Trudging along, the trackers suddenly pointed... there he was 30 yards ahead, broadside, standing and looking at us. I needed no instructions about what to do. I shouldered my 500/465 and fired at his shoulder. All I remember was the lion leaping about 5 feet in the air and then streaking into the mopane. I felt I had made a good shot. However, it was almost dark, we had no flashlights, the truck was miles away and we had a wounded lion. Peter decided to send the tracker back for the car. Meanwhile, we checked where the lion had run off and found a good blood trail. We knew he was hit well, but it was too damn thick to follow in the dark.

When the truck returned, we set up the spotlights, and while one tracker drove, Peter, myself and Cisco, the head tracker, walked ahead of the vehicle on the blood trail. The trail led into thicker bush... my heart was pounding... but this-was what it was all about... wasn’t it ?...the spotlight went out...damn... I recommended we come back in the morning... Peter informed me the hyenas would eat my lion...spotlight repaired... we continued...

We had covered about 40 yards when we came into a low grass clearing and Cisco pointed. My lion was lying on his side, dead. I was exhilarated...relieved... a happy camper. Peter and the trackers all breathed a big sigh of relief. We estimated his weight at 450 pounds and about 9’ 6” long. A big lion, with a good mane. It turned out my shot had been perfect, in one shoulder and out the other. He had run those 50 yards on pure adrenalin.

Back at camp, there was great jubilation with many rolls of film being used, everyone in camp posing with the King of Beasts.

I had got my lion and what a story...

All I can say is thank you to Peter Hepburn for teaching me about nerves of steel and how to hunt lion - the “proper" way. A great safari, a great country, great camp and great people.

Look out Ronnie and Peter, I will be back, for I have never felt so alive.

Thank you
Buddy Obara

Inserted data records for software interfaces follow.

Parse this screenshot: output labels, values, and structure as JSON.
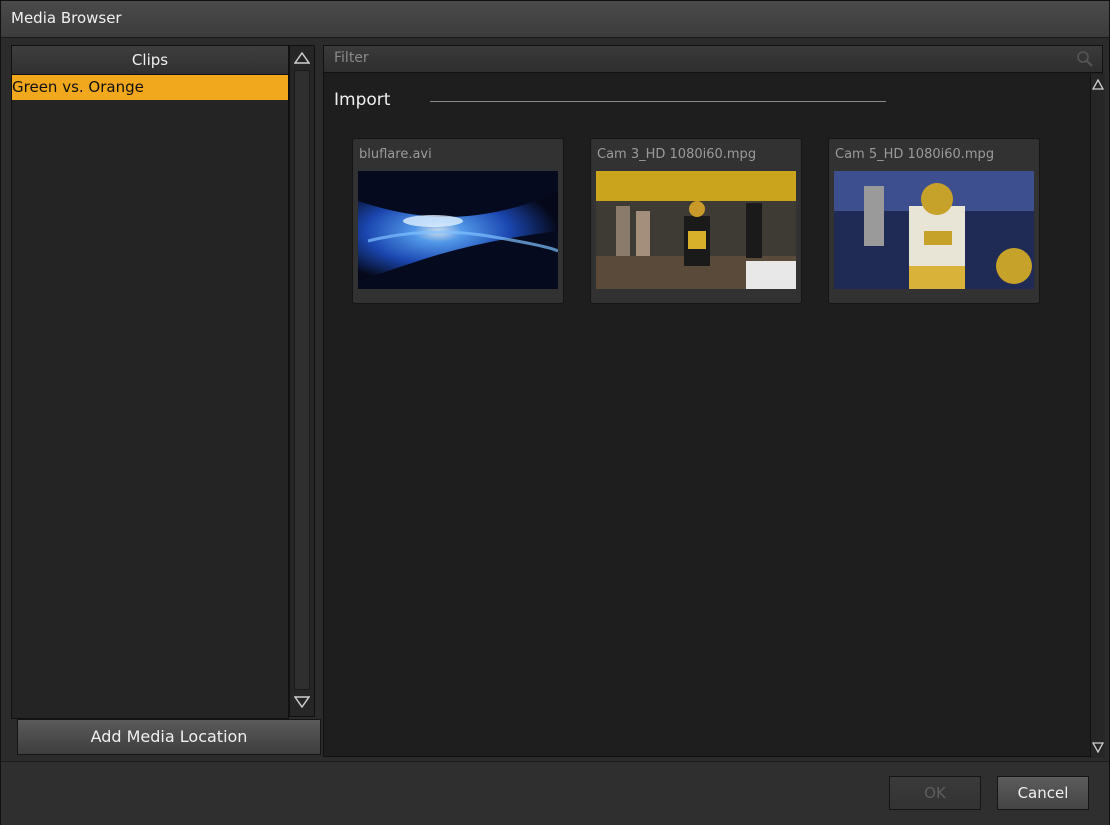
{
  "window": {
    "title": "Media Browser"
  },
  "clips": {
    "header": "Clips",
    "items": [
      {
        "label": "Green vs. Orange",
        "selected": true
      }
    ],
    "add_location_label": "Add Media Location"
  },
  "filter": {
    "placeholder": "Filter"
  },
  "group": {
    "title": "Import"
  },
  "media": [
    {
      "label": "bluflare.avi",
      "thumb": "blue-flare"
    },
    {
      "label": "Cam 3_HD 1080i60.mpg",
      "thumb": "football-cam3"
    },
    {
      "label": "Cam 5_HD 1080i60.mpg",
      "thumb": "football-cam5"
    }
  ],
  "buttons": {
    "ok": "OK",
    "cancel": "Cancel"
  },
  "colors": {
    "accent": "#f2a81d",
    "background": "#1e1e1e"
  },
  "icons": {
    "search": "search-icon",
    "scroll_up": "triangle-up-icon",
    "scroll_down": "triangle-down-icon"
  }
}
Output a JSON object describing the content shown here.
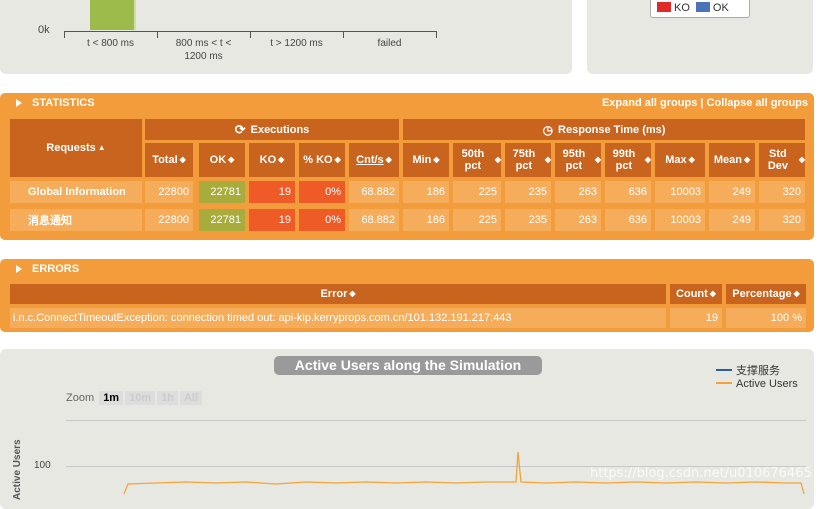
{
  "top_chart": {
    "y_tick": "0k",
    "x_labels": [
      "t < 800 ms",
      "800 ms < t <\n1200 ms",
      "t > 1200 ms",
      "failed"
    ],
    "legend": [
      {
        "label": "KO",
        "color": "#e02a2a"
      },
      {
        "label": "OK",
        "color": "#4a74b4"
      }
    ]
  },
  "statistics": {
    "title": "STATISTICS",
    "expand_link": "Expand all groups",
    "separator": "|",
    "collapse_link": "Collapse all groups",
    "group_executions": "Executions",
    "group_response_time": "Response Time (ms)",
    "requests_header": "Requests",
    "columns": [
      "Total",
      "OK",
      "KO",
      "% KO",
      "Cnt/s",
      "Min",
      "50th pct",
      "75th pct",
      "95th pct",
      "99th pct",
      "Max",
      "Mean",
      "Std Dev"
    ],
    "rows": [
      {
        "name": "Global Information",
        "values": [
          "22800",
          "22781",
          "19",
          "0%",
          "68.882",
          "186",
          "225",
          "235",
          "263",
          "636",
          "10003",
          "249",
          "320"
        ]
      },
      {
        "name": "消息通知",
        "values": [
          "22800",
          "22781",
          "19",
          "0%",
          "68.882",
          "186",
          "225",
          "235",
          "263",
          "636",
          "10003",
          "249",
          "320"
        ]
      }
    ]
  },
  "errors": {
    "title": "ERRORS",
    "headers": [
      "Error",
      "Count",
      "Percentage"
    ],
    "rows": [
      {
        "error": "i.n.c.ConnectTimeoutException: connection timed out: api-kip.kerryprops.com.cn/101.132.191.217:443",
        "count": "19",
        "percentage": "100 %"
      }
    ]
  },
  "active_users": {
    "title": "Active Users along the Simulation",
    "zoom_label": "Zoom",
    "zoom_options": [
      "1m",
      "10m",
      "1h",
      "All"
    ],
    "zoom_selected": "1m",
    "y_axis_label": "Active Users",
    "y_tick": "100",
    "legend": [
      {
        "label": "支撑服务",
        "color": "#2f5d9a"
      },
      {
        "label": "Active Users",
        "color": "#f3a33a"
      }
    ],
    "watermark": "https://blog.csdn.net/u010676465"
  },
  "colors": {
    "accent_orange": "#f39c3c",
    "header_dark": "#c9641e",
    "ok_green": "#a8ac3c",
    "ko_red": "#ee5b26"
  }
}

A.J.OBARA Jr. is a wildlife sculptor in bronze, living in Unionville, Pa, U.S.A. Formerly a Board member of the African Wildlife Foundation, conservationist, outdoorsman and adventurer, (Buddy) A.J. travels the remote corners of the world looking for experiences and subject matter for his sculptures.